Your Money chief business reporter Leo Shanahan said that there would be two different ways the Future Fund could be used as a superannuation option for everyday Australians.
“Whilst the Future Fund might allocate the assets broadly, you would get fund managers to run the fund on a competitive process,” Shanahan told Your Money Live.
“The other one would be that the Future Fund sets up its own consumer fund and competes with the industry and retail funds,” he explained.
The Coalition government are reportedly considering the move, with Jobs Minister Kelly O’Dwyer backing the proposal along with the fund’s founder, former federal treasurer Peter Costello.
“Either way this is done, if it is done, it’s actually a huge policy change for super because it would really wipe out eventually the retail and even the industry funds no matter how well they’re performing,” Shanahan explained.
That’s because if the government-run option didn’t outperform its competitors, Shanahan said there would be “huge pressure” on the government to pay out more money anyway.
So what’s it worth?
With the super sector only projected to swell to $6 trillion by 2030, the ongoing debate about the best way to manage Australians’ retirement funds will always be a fiery topic.

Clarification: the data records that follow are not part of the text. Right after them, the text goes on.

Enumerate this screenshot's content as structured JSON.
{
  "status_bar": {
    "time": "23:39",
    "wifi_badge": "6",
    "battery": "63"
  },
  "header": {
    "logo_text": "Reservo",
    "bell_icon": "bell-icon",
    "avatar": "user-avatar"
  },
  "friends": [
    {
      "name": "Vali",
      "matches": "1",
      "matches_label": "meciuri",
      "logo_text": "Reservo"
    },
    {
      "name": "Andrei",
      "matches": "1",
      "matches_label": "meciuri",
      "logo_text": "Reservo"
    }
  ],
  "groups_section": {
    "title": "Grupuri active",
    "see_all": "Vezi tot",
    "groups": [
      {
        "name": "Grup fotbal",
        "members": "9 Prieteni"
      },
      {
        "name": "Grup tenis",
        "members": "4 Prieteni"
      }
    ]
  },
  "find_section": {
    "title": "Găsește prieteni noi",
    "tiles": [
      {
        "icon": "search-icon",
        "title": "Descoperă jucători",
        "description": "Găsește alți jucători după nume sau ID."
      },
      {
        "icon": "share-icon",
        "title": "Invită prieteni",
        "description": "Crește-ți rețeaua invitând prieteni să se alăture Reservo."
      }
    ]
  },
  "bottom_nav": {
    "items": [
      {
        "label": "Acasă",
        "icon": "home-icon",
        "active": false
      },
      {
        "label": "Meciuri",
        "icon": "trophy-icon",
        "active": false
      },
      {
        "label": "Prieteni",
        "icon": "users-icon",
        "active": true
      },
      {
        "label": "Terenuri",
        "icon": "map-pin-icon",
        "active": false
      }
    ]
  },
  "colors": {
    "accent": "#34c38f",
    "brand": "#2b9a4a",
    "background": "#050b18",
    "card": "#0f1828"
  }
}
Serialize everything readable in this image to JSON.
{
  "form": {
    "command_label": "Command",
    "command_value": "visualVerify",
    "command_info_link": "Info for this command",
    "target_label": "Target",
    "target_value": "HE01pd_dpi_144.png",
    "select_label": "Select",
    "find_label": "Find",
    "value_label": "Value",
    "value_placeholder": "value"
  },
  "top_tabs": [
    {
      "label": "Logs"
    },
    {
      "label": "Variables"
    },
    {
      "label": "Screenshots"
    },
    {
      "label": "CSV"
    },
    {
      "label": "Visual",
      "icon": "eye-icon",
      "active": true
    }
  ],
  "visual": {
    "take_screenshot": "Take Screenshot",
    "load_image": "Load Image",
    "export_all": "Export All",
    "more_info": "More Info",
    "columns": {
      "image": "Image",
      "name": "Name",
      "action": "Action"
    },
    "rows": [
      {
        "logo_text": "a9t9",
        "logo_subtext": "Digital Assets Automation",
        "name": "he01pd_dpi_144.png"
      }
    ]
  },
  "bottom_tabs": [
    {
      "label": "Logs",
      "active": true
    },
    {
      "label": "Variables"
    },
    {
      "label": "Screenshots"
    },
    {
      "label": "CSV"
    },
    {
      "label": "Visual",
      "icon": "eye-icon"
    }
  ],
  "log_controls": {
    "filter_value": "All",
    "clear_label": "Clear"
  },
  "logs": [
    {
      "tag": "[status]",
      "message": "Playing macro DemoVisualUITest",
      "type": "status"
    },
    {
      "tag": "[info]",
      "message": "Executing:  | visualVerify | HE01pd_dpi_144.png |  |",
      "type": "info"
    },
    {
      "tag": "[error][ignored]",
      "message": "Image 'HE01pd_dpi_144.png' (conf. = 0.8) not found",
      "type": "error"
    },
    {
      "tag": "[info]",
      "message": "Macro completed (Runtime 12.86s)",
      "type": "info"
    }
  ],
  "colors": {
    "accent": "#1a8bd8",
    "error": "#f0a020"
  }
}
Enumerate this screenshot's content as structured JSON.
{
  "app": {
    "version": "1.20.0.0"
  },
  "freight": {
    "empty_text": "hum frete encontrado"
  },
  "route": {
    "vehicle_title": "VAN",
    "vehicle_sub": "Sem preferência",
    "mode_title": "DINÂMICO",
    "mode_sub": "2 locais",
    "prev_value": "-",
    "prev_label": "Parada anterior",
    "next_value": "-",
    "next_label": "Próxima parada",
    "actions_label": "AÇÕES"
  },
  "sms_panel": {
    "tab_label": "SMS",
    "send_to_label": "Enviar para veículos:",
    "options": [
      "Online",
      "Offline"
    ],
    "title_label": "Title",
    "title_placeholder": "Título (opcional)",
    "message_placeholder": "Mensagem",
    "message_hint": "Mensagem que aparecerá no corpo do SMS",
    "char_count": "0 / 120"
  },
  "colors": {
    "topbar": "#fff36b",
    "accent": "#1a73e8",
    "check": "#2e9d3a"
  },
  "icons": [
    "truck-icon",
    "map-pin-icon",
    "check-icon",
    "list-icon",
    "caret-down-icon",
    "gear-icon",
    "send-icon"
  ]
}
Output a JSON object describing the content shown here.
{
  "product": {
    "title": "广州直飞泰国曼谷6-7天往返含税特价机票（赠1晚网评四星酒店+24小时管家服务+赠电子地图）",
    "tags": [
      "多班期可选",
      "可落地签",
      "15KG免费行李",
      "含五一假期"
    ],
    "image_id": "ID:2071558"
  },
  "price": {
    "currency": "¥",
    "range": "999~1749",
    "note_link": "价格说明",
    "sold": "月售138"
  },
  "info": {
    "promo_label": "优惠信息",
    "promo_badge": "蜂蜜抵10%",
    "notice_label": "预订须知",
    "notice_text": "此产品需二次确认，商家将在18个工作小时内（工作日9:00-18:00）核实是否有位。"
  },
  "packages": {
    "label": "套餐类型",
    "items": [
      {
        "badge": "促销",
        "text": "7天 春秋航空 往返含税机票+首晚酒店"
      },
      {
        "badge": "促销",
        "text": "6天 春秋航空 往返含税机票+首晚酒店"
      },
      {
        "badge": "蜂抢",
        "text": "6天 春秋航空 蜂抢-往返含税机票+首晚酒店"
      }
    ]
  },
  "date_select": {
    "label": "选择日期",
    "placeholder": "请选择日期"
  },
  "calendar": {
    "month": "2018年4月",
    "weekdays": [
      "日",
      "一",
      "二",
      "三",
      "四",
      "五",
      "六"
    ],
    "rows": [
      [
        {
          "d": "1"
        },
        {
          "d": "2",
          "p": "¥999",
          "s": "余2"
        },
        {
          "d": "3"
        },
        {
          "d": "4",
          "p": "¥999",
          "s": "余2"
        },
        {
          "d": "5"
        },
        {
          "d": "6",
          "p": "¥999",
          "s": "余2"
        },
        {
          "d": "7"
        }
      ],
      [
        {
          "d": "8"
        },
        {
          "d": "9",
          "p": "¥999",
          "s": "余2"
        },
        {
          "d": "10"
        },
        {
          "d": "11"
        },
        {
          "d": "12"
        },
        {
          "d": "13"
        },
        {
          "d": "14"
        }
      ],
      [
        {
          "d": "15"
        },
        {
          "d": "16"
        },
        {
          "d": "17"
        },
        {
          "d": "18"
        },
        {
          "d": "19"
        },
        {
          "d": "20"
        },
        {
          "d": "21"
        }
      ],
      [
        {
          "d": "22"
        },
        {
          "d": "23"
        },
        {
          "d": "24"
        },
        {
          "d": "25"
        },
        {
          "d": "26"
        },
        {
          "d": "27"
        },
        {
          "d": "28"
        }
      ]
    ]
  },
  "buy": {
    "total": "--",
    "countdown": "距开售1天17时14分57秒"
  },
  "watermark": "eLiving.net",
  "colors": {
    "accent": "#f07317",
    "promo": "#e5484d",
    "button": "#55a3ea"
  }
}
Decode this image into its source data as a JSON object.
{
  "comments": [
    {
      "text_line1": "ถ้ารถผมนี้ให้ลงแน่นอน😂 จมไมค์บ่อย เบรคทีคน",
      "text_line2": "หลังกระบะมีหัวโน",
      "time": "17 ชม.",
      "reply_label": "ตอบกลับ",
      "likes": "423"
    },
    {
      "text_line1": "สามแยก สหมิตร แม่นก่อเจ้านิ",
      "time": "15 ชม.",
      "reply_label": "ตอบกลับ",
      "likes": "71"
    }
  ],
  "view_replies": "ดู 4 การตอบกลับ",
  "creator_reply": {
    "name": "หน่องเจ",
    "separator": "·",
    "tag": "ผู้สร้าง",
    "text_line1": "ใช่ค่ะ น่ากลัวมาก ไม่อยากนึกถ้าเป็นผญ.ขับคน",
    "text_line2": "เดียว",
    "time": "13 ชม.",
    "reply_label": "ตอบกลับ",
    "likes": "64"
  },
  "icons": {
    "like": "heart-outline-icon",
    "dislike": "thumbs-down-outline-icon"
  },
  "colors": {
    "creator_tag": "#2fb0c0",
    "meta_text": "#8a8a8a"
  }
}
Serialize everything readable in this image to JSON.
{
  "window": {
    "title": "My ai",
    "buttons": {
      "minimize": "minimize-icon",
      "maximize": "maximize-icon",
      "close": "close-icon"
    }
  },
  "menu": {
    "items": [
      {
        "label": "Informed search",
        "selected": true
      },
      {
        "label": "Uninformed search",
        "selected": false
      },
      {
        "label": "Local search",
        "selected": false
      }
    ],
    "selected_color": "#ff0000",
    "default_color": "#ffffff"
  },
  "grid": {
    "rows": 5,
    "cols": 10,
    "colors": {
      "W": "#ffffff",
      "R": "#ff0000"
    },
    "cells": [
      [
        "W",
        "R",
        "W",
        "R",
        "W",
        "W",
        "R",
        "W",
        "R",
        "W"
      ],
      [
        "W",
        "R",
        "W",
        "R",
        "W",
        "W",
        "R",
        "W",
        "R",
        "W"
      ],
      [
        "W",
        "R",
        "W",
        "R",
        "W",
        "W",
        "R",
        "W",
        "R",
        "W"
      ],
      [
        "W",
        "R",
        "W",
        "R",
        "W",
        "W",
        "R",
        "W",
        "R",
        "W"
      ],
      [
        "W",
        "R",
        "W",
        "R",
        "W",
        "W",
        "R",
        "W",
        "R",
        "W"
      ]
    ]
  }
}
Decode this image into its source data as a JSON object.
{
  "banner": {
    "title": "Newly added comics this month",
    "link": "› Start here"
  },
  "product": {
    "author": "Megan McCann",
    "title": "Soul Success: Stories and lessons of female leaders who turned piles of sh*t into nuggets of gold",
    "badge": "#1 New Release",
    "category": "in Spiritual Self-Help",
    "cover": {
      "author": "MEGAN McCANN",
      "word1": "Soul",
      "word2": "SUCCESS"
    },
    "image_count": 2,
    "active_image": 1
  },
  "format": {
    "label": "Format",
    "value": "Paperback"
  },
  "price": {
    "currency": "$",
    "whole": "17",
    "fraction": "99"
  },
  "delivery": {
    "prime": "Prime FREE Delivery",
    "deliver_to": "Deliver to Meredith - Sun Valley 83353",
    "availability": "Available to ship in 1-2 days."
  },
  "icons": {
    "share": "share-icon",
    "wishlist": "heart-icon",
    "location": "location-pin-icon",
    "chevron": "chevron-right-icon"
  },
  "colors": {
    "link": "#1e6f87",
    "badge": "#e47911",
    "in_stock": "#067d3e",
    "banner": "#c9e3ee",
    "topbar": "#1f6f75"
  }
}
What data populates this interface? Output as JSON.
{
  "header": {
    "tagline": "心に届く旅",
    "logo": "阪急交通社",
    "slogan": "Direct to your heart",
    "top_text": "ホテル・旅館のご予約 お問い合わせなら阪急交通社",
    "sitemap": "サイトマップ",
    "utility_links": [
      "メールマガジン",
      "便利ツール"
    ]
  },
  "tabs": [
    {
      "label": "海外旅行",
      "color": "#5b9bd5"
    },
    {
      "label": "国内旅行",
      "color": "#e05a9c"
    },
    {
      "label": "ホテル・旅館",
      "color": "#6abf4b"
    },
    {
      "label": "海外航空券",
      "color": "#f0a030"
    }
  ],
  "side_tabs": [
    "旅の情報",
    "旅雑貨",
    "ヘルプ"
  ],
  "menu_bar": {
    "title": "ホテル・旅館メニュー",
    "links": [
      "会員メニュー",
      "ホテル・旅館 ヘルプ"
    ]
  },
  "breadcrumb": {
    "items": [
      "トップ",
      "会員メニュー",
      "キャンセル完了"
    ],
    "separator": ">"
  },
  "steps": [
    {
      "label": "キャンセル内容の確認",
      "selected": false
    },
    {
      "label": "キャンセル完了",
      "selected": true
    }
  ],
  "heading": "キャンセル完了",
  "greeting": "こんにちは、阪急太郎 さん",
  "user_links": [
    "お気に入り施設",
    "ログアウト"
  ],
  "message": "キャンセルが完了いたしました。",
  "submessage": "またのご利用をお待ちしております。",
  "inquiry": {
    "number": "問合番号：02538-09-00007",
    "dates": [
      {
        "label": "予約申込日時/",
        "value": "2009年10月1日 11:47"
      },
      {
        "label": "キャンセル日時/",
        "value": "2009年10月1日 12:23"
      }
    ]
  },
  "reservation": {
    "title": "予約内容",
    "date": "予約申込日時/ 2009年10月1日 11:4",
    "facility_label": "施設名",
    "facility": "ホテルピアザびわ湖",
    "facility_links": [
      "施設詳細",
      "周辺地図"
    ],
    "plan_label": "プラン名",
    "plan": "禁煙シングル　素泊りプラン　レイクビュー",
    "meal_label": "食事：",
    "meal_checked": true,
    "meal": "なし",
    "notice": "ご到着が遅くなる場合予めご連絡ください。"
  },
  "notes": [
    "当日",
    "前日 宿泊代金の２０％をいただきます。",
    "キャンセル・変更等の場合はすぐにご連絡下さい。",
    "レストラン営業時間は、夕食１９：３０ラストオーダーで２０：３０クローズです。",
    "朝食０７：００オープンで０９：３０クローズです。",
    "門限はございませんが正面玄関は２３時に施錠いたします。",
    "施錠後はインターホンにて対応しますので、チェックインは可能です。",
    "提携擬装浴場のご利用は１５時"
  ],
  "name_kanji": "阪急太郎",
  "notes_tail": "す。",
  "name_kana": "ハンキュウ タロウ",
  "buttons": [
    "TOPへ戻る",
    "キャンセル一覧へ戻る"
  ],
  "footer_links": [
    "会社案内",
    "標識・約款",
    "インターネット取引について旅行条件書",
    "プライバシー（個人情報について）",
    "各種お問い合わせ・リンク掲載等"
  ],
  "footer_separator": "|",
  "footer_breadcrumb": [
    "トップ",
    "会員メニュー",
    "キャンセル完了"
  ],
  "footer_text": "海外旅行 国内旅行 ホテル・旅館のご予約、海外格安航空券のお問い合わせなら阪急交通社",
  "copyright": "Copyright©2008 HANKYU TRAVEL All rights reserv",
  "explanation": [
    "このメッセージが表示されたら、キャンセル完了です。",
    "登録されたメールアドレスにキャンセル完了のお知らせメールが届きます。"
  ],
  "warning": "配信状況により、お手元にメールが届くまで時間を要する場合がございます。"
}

Given the projection that 500,000 members would flood into the government option each year, this new idea is only likely to fan the flames further.
Like all recommendations to improve the superannuation system, there is no silver bullet.
One potential pitfall of the proposal would be that it could simply shift expenses around.
“One criticism of the [superannuation] industry, and it’s justified, is that you have this huge industry around super,” Shanahan explained.
“You have union lackeys and bankers and others who are hanging on and making a lot of money of it. Are we just going to create another huge bureaucracy around this in the government, which is also going to cost? It’s unclear whether this stacks up.”
Your Money asked current superannuation figures to weigh in.
Martin Fahy, Association of Superannuation Funds of Australia
The policy and advocacy body of the superannuation sector, ASFA, represents both retail and industry funds as well as corporate and public sector funds.
Chief executive Martin Fahy told Trading Day that the Future Fund proposal raises two types of issues.
“There’s the philosophical or ideological issue of whether we want to nationalise retirement savings. That seems a strange thing to do given how successful the system has been to date,” he said.
“Then there are pragmatic issues. The Future Fund is a sovereign wealth fund, it’s exempt from taxes, it doesn’t have any liquidity requirement, it typically has higher investment costs and while it has performed very well, its initial starting point meant it was long cash at the height of the GFC as it sold down Telstra shares,” Fahy explained.
That consequently improved its performance as its cash holdings were left unaffected by the 2008 downturn.
While average fees across the superannuation system more broadly remain high, they’re not typically any lower in the Future Fund either, Fahy added.
“The Future Fund’s investment fees last year was 1.34 per cent- that’s quite high,” Fahy explained.
Watch the full interview below.
Stephen Anthony, Industry Super Australia
The peak body for the industry superannuation sector, Industry Super Australia (ISA), told Trading Day in no uncertain terms that the proposal would contravene the Future Fund’s purpose.
“The Future Fund was set up to deal with certain public sector superannuation liabilities, which it is doing well, but it is not a public offer superannuation fund,” ISA chief economist Stephen Anthony said.
“When it enters that universe it will be a very different beast to what it is now, it will have a very different asset allocation and performance outcome.”
The solution, he said, lay in fixing up the current environment rather than simply adding another fund.
“Essentially the government is saying, ‘we will create a new fund to compete against existing funds in a system that is vastly underperforming for so many Australians, especially where they have exercised choice’. Do you think that sounds like good economic policy?”
Watch the full interview below.
Watch Leo Shanahan’s full analysis at the top of the article.